Published:Tuesday | November 25, 2014 | 12:00 AM
Eduardo Vidal, 36, centre, eats with others at the Padre Chava migrant shelter, in Tijuana, Mexico. Vidal was deported from the United States November 6 from Palmdale, California, where he lived with his wife and five children.
The Romero-Morales family, from left to right, Kevin, Jorge, Clara, Alan, and Naethan, The parents, Clara and Jorge, will likely qualify for relief from deportation, because two of their sons are US citizens, but they are afraid the relief might only be temporary, and Republicans could eventually take it away.


The rhetoric is barbed, but Republican presidential hopefuls generally fell in line behind the voices of restraint in the wake of President Barack Obama’s order blocking deportation for millions of immigrants in the country unlawfully.

Former Senator Rick Santorum, a tea party favourite in the 2012 race, urged the Republican leadership in Congress to “use any means available to stop this unconstitutional attack on our liberty”.




Senator Rand Paul of Kentucky, who once filibustered the nomination of John Brennan as CIA director in a dispute over surveillance of US citizens, said: “I will not sit idly by and let the president bypass Congress and our Constitution.”

Senator Marco Rubio of Florida, who voted for the bipartisan bill that cleared the Senate in 2013, said the Congress should try to unravel Obama’s actions, and he called for Republicans to call a vote early next year on a strict immigration enforcement bill.

Yet he, like nearly all other potential presidential contenders, offered no specifics on what sort of response they favour to try and force a presidential retreat.

Senator Ted Cruz of Texas has been an exception. He said the new Republican-controlled Senate that takes office in January should refuse to confirm any of Obama’s nominees except for vital national security positions as long as the president’s order remains in effect.

Interviewed on Fox on

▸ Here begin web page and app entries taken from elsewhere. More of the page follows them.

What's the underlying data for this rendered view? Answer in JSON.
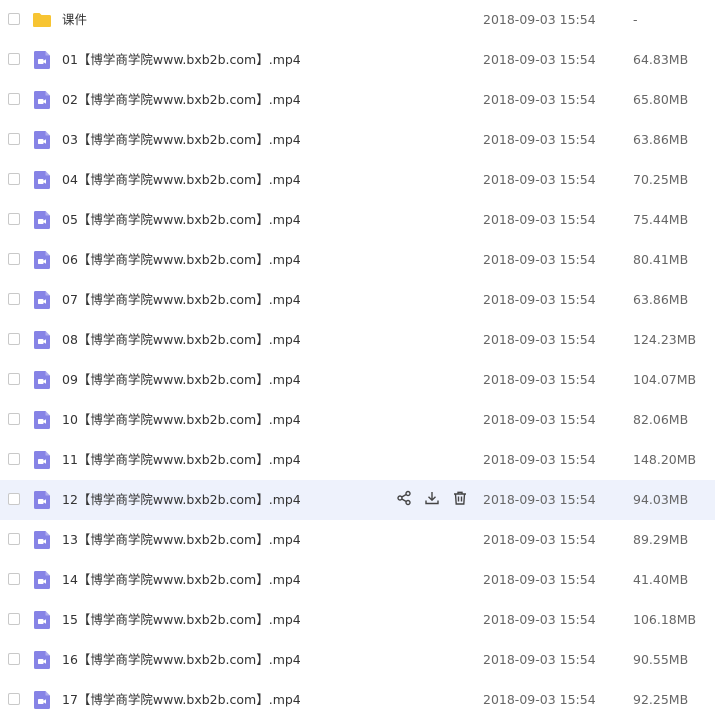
{
  "colors": {
    "folder": "#f7c433",
    "video": "#8683e6",
    "hover_row": "#eef2fc"
  },
  "files": [
    {
      "name": "课件",
      "type": "folder",
      "date": "2018-09-03 15:54",
      "size": "-"
    },
    {
      "name": "01【博学商学院www.bxb2b.com】.mp4",
      "type": "video",
      "date": "2018-09-03 15:54",
      "size": "64.83MB"
    },
    {
      "name": "02【博学商学院www.bxb2b.com】.mp4",
      "type": "video",
      "date": "2018-09-03 15:54",
      "size": "65.80MB"
    },
    {
      "name": "03【博学商学院www.bxb2b.com】.mp4",
      "type": "video",
      "date": "2018-09-03 15:54",
      "size": "63.86MB"
    },
    {
      "name": "04【博学商学院www.bxb2b.com】.mp4",
      "type": "video",
      "date": "2018-09-03 15:54",
      "size": "70.25MB"
    },
    {
      "name": "05【博学商学院www.bxb2b.com】.mp4",
      "type": "video",
      "date": "2018-09-03 15:54",
      "size": "75.44MB"
    },
    {
      "name": "06【博学商学院www.bxb2b.com】.mp4",
      "type": "video",
      "date": "2018-09-03 15:54",
      "size": "80.41MB"
    },
    {
      "name": "07【博学商学院www.bxb2b.com】.mp4",
      "type": "video",
      "date": "2018-09-03 15:54",
      "size": "63.86MB"
    },
    {
      "name": "08【博学商学院www.bxb2b.com】.mp4",
      "type": "video",
      "date": "2018-09-03 15:54",
      "size": "124.23MB"
    },
    {
      "name": "09【博学商学院www.bxb2b.com】.mp4",
      "type": "video",
      "date": "2018-09-03 15:54",
      "size": "104.07MB"
    },
    {
      "name": "10【博学商学院www.bxb2b.com】.mp4",
      "type": "video",
      "date": "2018-09-03 15:54",
      "size": "82.06MB"
    },
    {
      "name": "11【博学商学院www.bxb2b.com】.mp4",
      "type": "video",
      "date": "2018-09-03 15:54",
      "size": "148.20MB"
    },
    {
      "name": "12【博学商学院www.bxb2b.com】.mp4",
      "type": "video",
      "date": "2018-09-03 15:54",
      "size": "94.03MB",
      "hover": true
    },
    {
      "name": "13【博学商学院www.bxb2b.com】.mp4",
      "type": "video",
      "date": "2018-09-03 15:54",
      "size": "89.29MB"
    },
    {
      "name": "14【博学商学院www.bxb2b.com】.mp4",
      "type": "video",
      "date": "2018-09-03 15:54",
      "size": "41.40MB"
    },
    {
      "name": "15【博学商学院www.bxb2b.com】.mp4",
      "type": "video",
      "date": "2018-09-03 15:54",
      "size": "106.18MB"
    },
    {
      "name": "16【博学商学院www.bxb2b.com】.mp4",
      "type": "video",
      "date": "2018-09-03 15:54",
      "size": "90.55MB"
    },
    {
      "name": "17【博学商学院www.bxb2b.com】.mp4",
      "type": "video",
      "date": "2018-09-03 15:54",
      "size": "92.25MB"
    }
  ],
  "row_actions": [
    {
      "icon": "share-icon"
    },
    {
      "icon": "download-icon"
    },
    {
      "icon": "delete-icon"
    }
  ]
}
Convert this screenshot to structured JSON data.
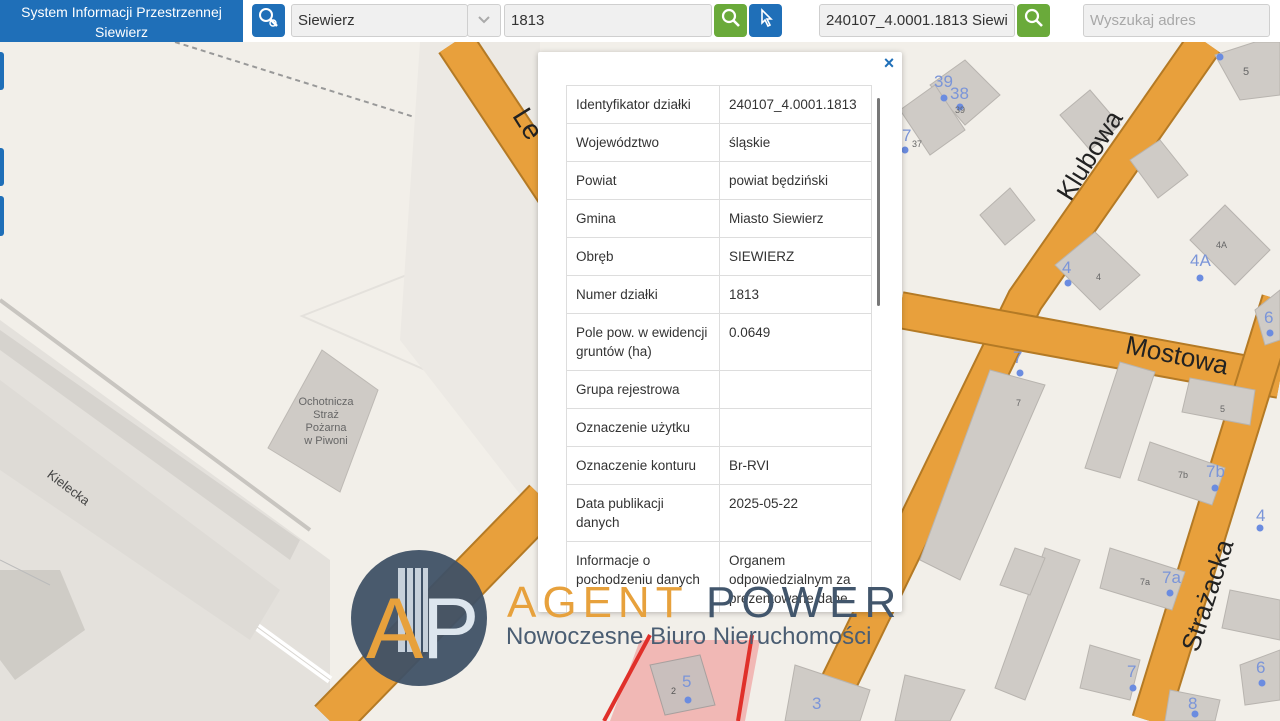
{
  "header": {
    "app_title_line1": "System Informacji Przestrzennej",
    "app_title_line2": "Siewierz",
    "locality_value": "Siewierz",
    "parcel_number_value": "1813",
    "parcel_id_value": "240107_4.0001.1813 Siewi",
    "address_placeholder": "Wyszukaj adres"
  },
  "icons": {
    "locate": "parcel-search-icon",
    "search": "magnifier-icon",
    "identify": "pointer-info-icon",
    "dropdown": "chevron-down-icon",
    "close": "close-icon"
  },
  "colors": {
    "brand_blue": "#1f6fb8",
    "search_green": "#6aaa3a",
    "road_orange": "#e8a03c",
    "parcel_red": "#e0302a"
  },
  "popup": {
    "close_glyph": "×",
    "rows": [
      {
        "label": "Identyfikator działki",
        "value": "240107_4.0001.1813"
      },
      {
        "label": "Województwo",
        "value": "śląskie"
      },
      {
        "label": "Powiat",
        "value": "powiat będziński"
      },
      {
        "label": "Gmina",
        "value": "Miasto Siewierz"
      },
      {
        "label": "Obręb",
        "value": "SIEWIERZ"
      },
      {
        "label": "Numer działki",
        "value": "1813"
      },
      {
        "label": "Pole pow. w ewidencji gruntów (ha)",
        "value": "0.0649"
      },
      {
        "label": "Grupa rejestrowa",
        "value": ""
      },
      {
        "label": "Oznaczenie użytku",
        "value": ""
      },
      {
        "label": "Oznaczenie konturu",
        "value": "Br-RVI"
      },
      {
        "label": "Data publikacji danych",
        "value": "2025-05-22"
      },
      {
        "label": "Informacje o pochodzeniu danych",
        "value": "Organem odpowiedzialnym za prezentowane dane ewidencji gruntów i budynków jest"
      }
    ]
  },
  "map": {
    "streets": [
      "Le",
      "Klubowa",
      "Mostowa",
      "Strażacka",
      "Kielecka"
    ],
    "poi": [
      "Ochotnicza",
      "Straż",
      "Pożarna",
      "w Piwoni"
    ],
    "addresses": [
      "39",
      "38",
      "39",
      "37",
      "7",
      "5",
      "4",
      "4",
      "4A",
      "4A",
      "6",
      "7",
      "7",
      "5",
      "7b",
      "7b",
      "4",
      "7a",
      "7a",
      "7",
      "6",
      "5",
      "2",
      "3",
      "8"
    ]
  },
  "watermark": {
    "monogram_a": "A",
    "monogram_p": "P",
    "brand_a": "AGENT",
    "brand_b": "POWER",
    "tagline": "Nowoczesne Biuro Nieruchomości"
  }
}
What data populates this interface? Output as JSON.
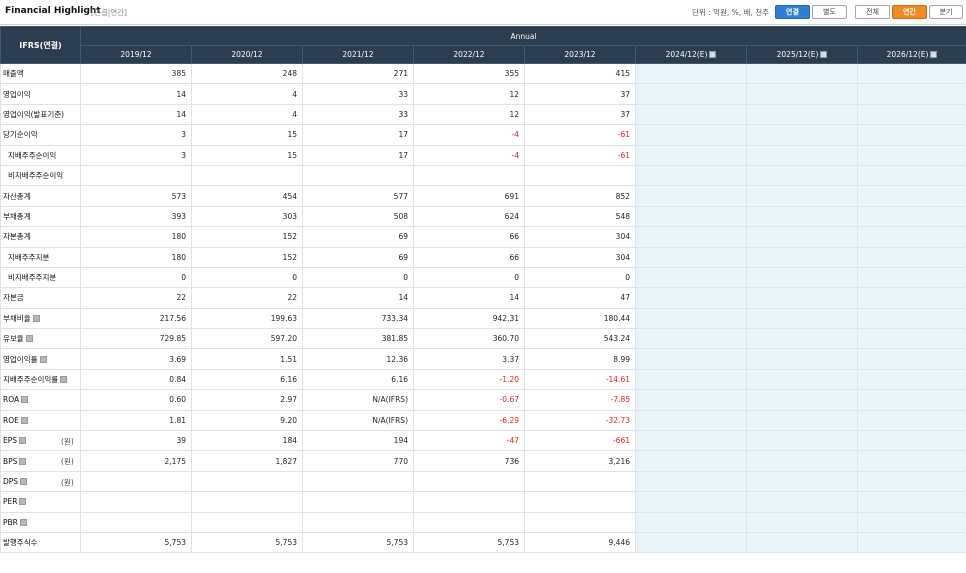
{
  "header": {
    "title": "Financial Highlight",
    "subtitle": "[연결|연간]",
    "unit_label": "단위 : 억원, %, 배, 천주",
    "buttons": [
      {
        "label": "연결",
        "active": true
      },
      {
        "label": "별도",
        "active": false
      },
      {
        "label": "전체",
        "active": false
      },
      {
        "label": "연간",
        "active": true
      },
      {
        "label": "분기",
        "active": false
      }
    ]
  },
  "table": {
    "corner_label": "IFRS(연결)",
    "group_label": "Annual",
    "columns": [
      "2019/12",
      "2020/12",
      "2021/12",
      "2022/12",
      "2023/12",
      "2024/12(E)",
      "2025/12(E)",
      "2026/12(E)"
    ],
    "rows": [
      {
        "label": "매출액",
        "values": [
          "385",
          "248",
          "271",
          "355",
          "415",
          "",
          "",
          ""
        ]
      },
      {
        "label": "영업이익",
        "values": [
          "14",
          "4",
          "33",
          "12",
          "37",
          "",
          "",
          ""
        ]
      },
      {
        "label": "영업이익(발표기준)",
        "values": [
          "14",
          "4",
          "33",
          "12",
          "37",
          "",
          "",
          ""
        ]
      },
      {
        "label": "당기순이익",
        "values": [
          "3",
          "15",
          "17",
          "-4",
          "-61",
          "",
          "",
          ""
        ]
      },
      {
        "label": "지배주주순이익",
        "values": [
          "3",
          "15",
          "17",
          "-4",
          "-61",
          "",
          "",
          ""
        ]
      },
      {
        "label": "비지배주주순이익",
        "values": [
          "",
          "",
          "",
          "",
          "",
          "",
          "",
          ""
        ]
      },
      {
        "label": "자산총계",
        "values": [
          "573",
          "454",
          "577",
          "691",
          "852",
          "",
          "",
          ""
        ]
      },
      {
        "label": "부채총계",
        "values": [
          "393",
          "303",
          "508",
          "624",
          "548",
          "",
          "",
          ""
        ]
      },
      {
        "label": "자본총계",
        "values": [
          "180",
          "152",
          "69",
          "66",
          "304",
          "",
          "",
          ""
        ]
      },
      {
        "label": "지배주주지분",
        "values": [
          "180",
          "152",
          "69",
          "66",
          "304",
          "",
          "",
          ""
        ]
      },
      {
        "label": "비지배주주지분",
        "values": [
          "0",
          "0",
          "0",
          "0",
          "0",
          "",
          "",
          ""
        ]
      },
      {
        "label": "자본금",
        "values": [
          "22",
          "22",
          "14",
          "14",
          "47",
          "",
          "",
          ""
        ]
      },
      {
        "label": "부채비율",
        "values": [
          "217.56",
          "199.63",
          "733.34",
          "942.31",
          "180.44",
          "",
          "",
          ""
        ]
      },
      {
        "label": "유보율",
        "values": [
          "729.85",
          "597.20",
          "381.85",
          "360.70",
          "543.24",
          "",
          "",
          ""
        ]
      },
      {
        "label": "영업이익률",
        "values": [
          "3.69",
          "1.51",
          "12.36",
          "3.37",
          "8.99",
          "",
          "",
          ""
        ]
      },
      {
        "label": "지배주주순이익률",
        "values": [
          "0.84",
          "6.16",
          "6.16",
          "-1.20",
          "-14.61",
          "",
          "",
          ""
        ]
      },
      {
        "label": "ROA",
        "values": [
          "0.60",
          "2.97",
          "N/A(IFRS)",
          "-0.67",
          "-7.85",
          "",
          "",
          ""
        ]
      },
      {
        "label": "ROE",
        "values": [
          "1.81",
          "9.20",
          "N/A(IFRS)",
          "-6.29",
          "-32.73",
          "",
          "",
          ""
        ]
      },
      {
        "label": "EPS",
        "unit": "(원)",
        "values": [
          "39",
          "184",
          "194",
          "-47",
          "-661",
          "",
          "",
          ""
        ]
      },
      {
        "label": "BPS",
        "unit": "(원)",
        "values": [
          "2,175",
          "1,827",
          "770",
          "736",
          "3,216",
          "",
          "",
          ""
        ]
      },
      {
        "label": "DPS",
        "unit": "(원)",
        "values": [
          "",
          "",
          "",
          "",
          "",
          "",
          "",
          ""
        ]
      },
      {
        "label": "PER",
        "values": [
          "",
          "",
          "",
          "",
          "",
          "",
          "",
          ""
        ]
      },
      {
        "label": "PBR",
        "values": [
          "",
          "",
          "",
          "",
          "",
          "",
          "",
          ""
        ]
      },
      {
        "label": "발행주식수",
        "values": [
          "5,753",
          "5,753",
          "5,753",
          "5,753",
          "9,446",
          "",
          "",
          ""
        ]
      }
    ]
  },
  "colors": {
    "header_bg": "#2c3d4f",
    "estimate_bg": "#e8f4fa",
    "negative": "#e0251b",
    "button_active_blue": "#2f7fd4",
    "button_active_orange": "#f08a24"
  }
}
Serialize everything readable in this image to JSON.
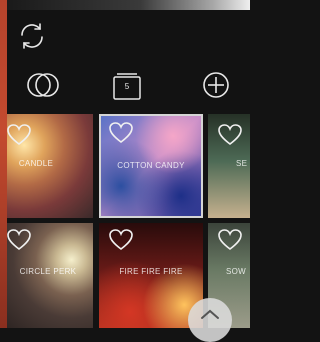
{
  "toolbar": {
    "layer_count": "5",
    "icons": [
      "refresh-icon",
      "blend-icon",
      "layers-icon",
      "add-icon"
    ]
  },
  "filters": [
    {
      "label": "CANDLE"
    },
    {
      "label": "COTTON CANDY"
    },
    {
      "label": "SE"
    },
    {
      "label": "CIRCLE PERK"
    },
    {
      "label": "FIRE FIRE FIRE"
    },
    {
      "label": "SOW"
    }
  ],
  "selected_filter": "COTTON CANDY",
  "colors": {
    "accent_strip": "#c44a2f",
    "background": "#131313",
    "selected_border": "#d5d5d5"
  }
}
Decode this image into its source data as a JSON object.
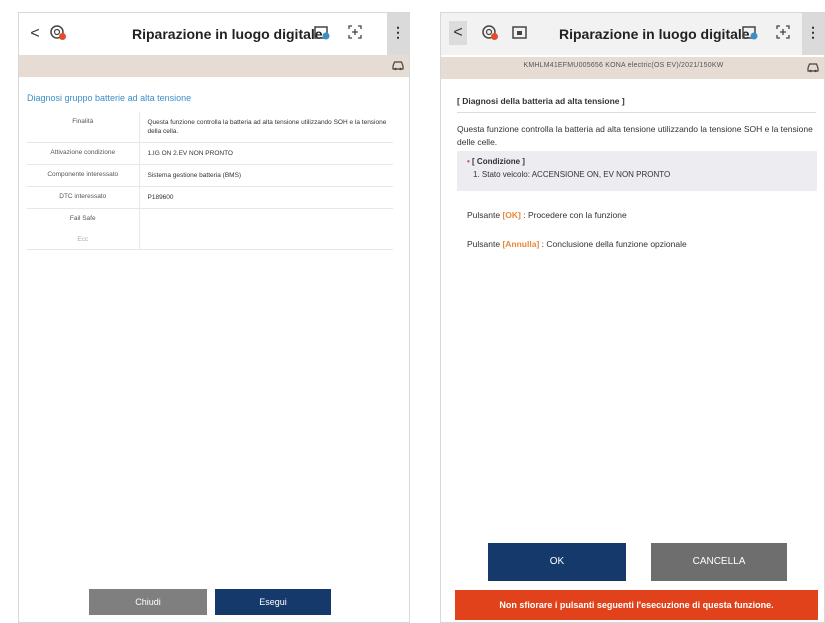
{
  "left": {
    "header": {
      "back": "<",
      "title": "Riparazione in luogo digitale",
      "menu": "⋮"
    },
    "heading": "Diagnosi gruppo batterie ad alta tensione",
    "rows": [
      {
        "key": "Finalità",
        "value": "Questa funzione controlla la batteria ad alta tensione utilizzando SOH e la tensione della cella."
      },
      {
        "key": "Attivazione condizione",
        "value": "1.IG ON 2.EV NON PRONTO"
      },
      {
        "key": "Componente interessato",
        "value": "Sistema gestione batteria (BMS)"
      },
      {
        "key": "DTC interessato",
        "value": "P189600"
      },
      {
        "key": "Fail Safe",
        "value": ""
      },
      {
        "key": "Ecc",
        "value": ""
      }
    ],
    "buttons": {
      "close": "Chiudi",
      "run": "Esegui"
    }
  },
  "right": {
    "header": {
      "back": "<",
      "title": "Riparazione in luogo digitale",
      "menu": "⋮"
    },
    "vehicle": "KMHLM41EFMU005656  KONA electric(OS EV)/2021/150KW",
    "heading": "[ Diagnosi della batteria ad alta tensione ]",
    "description": "Questa funzione controlla la batteria ad alta tensione utilizzando la tensione SOH e la tensione delle celle.",
    "condition": {
      "bullet": "•",
      "title": "[ Condizione ]",
      "line": "1. Stato veicolo: ACCENSIONE ON, EV NON PRONTO"
    },
    "hint_ok": {
      "prefix": "Pulsante ",
      "tag": "[OK]",
      "suffix": " : Procedere con la funzione"
    },
    "hint_cancel": {
      "prefix": "Pulsante ",
      "tag": "[Annulla]",
      "suffix": " : Conclusione della funzione opzionale"
    },
    "buttons": {
      "ok": "OK",
      "cancel": "CANCELLA"
    },
    "warning": "Non sfiorare i pulsanti seguenti l'esecuzione di questa funzione."
  },
  "colors": {
    "accent_blue": "#15396a",
    "link_blue": "#3b8ec7",
    "warning_red": "#e2421b",
    "highlight_orange": "#e7893a",
    "subbar": "#e7dcd3"
  },
  "icons": [
    "back-icon",
    "wrench-timer-icon",
    "ecu-icon",
    "camera-icon",
    "capture-icon",
    "menu-icon",
    "car-icon"
  ]
}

the weekend, he also said Republicans should “use the power of the purse” to attach conditions to funding, but offered no details. He disputed the suggestion that the government shutdown of a year ago inflicted long-lasting damage on the party, noting its sweeping mid-term election victories.